## EXERCISE PROMPT
Keep only the lines that hold the string "Metodika", filtering out the rest of the entries below.
******
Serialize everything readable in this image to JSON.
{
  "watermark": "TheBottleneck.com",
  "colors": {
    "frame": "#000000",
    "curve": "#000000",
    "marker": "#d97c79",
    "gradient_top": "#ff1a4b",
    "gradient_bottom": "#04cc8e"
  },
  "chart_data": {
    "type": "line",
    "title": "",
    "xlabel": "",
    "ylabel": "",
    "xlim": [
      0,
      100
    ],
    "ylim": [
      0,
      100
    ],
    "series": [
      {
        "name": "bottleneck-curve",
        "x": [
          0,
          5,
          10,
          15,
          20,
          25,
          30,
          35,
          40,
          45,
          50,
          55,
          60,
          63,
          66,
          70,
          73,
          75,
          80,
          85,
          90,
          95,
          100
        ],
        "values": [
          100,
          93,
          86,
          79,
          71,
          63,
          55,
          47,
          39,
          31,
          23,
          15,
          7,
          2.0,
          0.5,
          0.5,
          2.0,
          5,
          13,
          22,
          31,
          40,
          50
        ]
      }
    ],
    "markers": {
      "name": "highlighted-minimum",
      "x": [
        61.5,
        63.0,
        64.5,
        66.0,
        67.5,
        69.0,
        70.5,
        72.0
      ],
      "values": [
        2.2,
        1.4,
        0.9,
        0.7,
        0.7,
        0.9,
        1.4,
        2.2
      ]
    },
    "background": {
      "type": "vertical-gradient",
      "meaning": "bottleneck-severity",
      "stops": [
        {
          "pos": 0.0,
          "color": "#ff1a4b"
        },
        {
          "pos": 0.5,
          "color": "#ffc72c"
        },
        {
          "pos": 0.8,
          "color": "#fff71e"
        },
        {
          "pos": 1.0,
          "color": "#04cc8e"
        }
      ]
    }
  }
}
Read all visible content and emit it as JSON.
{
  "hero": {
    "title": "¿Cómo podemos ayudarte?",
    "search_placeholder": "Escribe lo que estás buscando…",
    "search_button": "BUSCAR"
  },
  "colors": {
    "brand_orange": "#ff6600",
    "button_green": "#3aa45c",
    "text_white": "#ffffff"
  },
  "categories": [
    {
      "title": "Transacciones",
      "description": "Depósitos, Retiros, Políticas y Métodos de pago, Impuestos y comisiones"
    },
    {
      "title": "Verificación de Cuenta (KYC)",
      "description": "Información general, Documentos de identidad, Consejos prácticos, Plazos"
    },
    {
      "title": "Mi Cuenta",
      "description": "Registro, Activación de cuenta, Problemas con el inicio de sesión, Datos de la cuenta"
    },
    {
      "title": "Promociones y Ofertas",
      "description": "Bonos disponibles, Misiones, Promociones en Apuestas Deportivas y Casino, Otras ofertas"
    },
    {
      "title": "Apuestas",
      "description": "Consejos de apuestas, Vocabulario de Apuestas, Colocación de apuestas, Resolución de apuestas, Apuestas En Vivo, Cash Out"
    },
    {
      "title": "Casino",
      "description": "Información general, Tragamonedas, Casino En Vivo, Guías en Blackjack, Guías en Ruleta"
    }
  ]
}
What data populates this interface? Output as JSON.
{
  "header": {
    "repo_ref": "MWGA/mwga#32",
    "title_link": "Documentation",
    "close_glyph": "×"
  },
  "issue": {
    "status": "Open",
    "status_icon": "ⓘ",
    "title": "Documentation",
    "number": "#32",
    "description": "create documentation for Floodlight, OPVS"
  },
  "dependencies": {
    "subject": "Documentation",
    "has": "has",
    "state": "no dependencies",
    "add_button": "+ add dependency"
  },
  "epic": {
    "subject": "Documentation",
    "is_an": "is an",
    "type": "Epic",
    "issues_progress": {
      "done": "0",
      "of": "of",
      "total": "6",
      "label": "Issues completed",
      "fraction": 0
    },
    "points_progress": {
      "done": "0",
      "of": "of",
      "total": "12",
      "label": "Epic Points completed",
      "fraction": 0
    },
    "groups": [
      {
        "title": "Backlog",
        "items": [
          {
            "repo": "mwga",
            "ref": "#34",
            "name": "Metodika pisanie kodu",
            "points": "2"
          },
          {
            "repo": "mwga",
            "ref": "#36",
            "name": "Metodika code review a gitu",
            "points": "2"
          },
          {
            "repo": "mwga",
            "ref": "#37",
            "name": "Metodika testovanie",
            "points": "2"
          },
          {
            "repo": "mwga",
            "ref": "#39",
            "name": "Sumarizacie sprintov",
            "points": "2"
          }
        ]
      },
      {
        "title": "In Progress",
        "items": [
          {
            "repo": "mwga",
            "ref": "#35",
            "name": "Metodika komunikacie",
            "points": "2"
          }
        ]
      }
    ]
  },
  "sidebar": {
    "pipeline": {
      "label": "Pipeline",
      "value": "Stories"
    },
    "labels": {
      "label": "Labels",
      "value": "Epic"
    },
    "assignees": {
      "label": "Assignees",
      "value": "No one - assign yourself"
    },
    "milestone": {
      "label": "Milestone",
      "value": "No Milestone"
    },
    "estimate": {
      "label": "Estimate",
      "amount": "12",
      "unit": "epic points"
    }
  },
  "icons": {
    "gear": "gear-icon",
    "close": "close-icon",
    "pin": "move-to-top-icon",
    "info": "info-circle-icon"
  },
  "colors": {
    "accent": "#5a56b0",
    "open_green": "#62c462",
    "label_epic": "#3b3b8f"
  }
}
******
## WRITTEN SOLUTION
            "name": "Metodika pisanie kodu",
            "name": "Metodika code review a gitu",
            "name": "Metodika testovanie",
            "name": "Metodika komunikacie",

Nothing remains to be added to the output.